What to do: Search the data for the string "label" and copy each line where it turns up.

________________________________________

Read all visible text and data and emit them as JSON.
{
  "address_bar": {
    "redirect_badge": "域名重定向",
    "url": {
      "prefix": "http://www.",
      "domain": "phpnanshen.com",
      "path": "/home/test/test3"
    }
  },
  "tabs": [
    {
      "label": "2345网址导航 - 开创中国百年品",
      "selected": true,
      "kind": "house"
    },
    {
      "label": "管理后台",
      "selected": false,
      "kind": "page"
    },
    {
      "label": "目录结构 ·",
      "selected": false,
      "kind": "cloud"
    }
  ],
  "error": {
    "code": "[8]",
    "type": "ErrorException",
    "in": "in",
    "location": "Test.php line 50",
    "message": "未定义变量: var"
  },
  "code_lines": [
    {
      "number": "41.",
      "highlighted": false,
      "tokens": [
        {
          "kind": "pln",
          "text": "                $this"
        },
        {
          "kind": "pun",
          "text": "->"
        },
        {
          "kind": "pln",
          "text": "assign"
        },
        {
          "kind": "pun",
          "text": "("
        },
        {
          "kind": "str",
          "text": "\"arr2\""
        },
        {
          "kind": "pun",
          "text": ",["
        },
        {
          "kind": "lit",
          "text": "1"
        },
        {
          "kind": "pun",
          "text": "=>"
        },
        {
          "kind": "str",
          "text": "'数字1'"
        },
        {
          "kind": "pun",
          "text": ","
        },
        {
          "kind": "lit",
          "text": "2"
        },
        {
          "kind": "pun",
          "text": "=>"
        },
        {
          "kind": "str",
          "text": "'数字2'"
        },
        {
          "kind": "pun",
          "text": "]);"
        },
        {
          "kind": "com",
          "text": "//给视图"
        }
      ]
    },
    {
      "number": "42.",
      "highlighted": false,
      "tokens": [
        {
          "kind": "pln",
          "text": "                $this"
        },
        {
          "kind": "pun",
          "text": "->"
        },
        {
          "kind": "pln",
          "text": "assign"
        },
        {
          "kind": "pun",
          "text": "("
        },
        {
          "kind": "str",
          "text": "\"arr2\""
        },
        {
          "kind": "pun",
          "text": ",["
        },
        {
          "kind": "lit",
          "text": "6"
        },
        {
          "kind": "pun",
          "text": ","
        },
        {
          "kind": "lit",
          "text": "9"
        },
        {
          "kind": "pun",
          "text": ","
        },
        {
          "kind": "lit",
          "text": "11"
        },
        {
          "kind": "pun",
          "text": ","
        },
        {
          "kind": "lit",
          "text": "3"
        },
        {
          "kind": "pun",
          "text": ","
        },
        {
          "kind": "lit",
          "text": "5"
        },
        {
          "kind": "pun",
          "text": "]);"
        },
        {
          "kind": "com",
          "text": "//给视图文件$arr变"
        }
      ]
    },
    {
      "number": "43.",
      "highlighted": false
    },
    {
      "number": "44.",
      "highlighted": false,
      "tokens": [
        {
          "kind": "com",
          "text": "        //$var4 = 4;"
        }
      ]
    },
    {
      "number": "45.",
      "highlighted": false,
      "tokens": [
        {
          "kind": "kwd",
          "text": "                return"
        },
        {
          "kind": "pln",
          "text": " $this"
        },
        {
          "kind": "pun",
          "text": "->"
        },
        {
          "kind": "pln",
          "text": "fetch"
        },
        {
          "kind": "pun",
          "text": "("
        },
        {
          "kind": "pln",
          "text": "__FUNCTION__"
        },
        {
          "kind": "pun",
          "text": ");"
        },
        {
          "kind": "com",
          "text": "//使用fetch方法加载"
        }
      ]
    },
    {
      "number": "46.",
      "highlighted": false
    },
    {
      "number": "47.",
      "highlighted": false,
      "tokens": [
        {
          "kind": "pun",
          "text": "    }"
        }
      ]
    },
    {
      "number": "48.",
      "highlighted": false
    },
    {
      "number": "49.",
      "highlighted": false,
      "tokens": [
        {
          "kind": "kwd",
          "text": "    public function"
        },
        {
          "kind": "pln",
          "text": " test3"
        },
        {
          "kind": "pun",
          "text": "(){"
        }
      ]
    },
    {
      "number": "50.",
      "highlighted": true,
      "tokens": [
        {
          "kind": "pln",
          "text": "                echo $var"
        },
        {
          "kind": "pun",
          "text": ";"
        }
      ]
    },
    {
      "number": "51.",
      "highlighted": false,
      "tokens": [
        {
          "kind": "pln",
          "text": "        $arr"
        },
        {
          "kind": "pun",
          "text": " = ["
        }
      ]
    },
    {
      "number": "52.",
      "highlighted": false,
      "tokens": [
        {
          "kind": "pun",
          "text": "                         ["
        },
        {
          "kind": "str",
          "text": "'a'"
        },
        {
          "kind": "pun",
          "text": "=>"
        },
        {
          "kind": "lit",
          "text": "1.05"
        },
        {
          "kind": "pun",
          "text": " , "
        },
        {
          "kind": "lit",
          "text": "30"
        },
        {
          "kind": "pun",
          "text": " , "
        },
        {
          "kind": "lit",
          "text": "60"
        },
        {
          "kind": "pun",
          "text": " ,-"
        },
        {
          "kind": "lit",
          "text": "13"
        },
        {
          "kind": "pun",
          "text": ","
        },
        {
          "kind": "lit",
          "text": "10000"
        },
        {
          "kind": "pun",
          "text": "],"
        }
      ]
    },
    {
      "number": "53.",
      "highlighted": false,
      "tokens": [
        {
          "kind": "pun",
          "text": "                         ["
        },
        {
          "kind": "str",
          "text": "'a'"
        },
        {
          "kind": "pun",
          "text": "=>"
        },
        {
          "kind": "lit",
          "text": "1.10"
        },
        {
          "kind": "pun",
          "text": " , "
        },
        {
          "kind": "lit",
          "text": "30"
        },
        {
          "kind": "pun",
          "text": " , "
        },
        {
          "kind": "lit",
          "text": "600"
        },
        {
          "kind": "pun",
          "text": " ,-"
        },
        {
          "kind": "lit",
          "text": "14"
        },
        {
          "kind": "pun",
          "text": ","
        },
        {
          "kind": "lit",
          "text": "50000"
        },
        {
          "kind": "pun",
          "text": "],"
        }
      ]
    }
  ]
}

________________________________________

Written reply:
      "label": "2345网址导航 - 开创中国百年品",
      "label": "管理后台",
      "label": "目录结构 ·",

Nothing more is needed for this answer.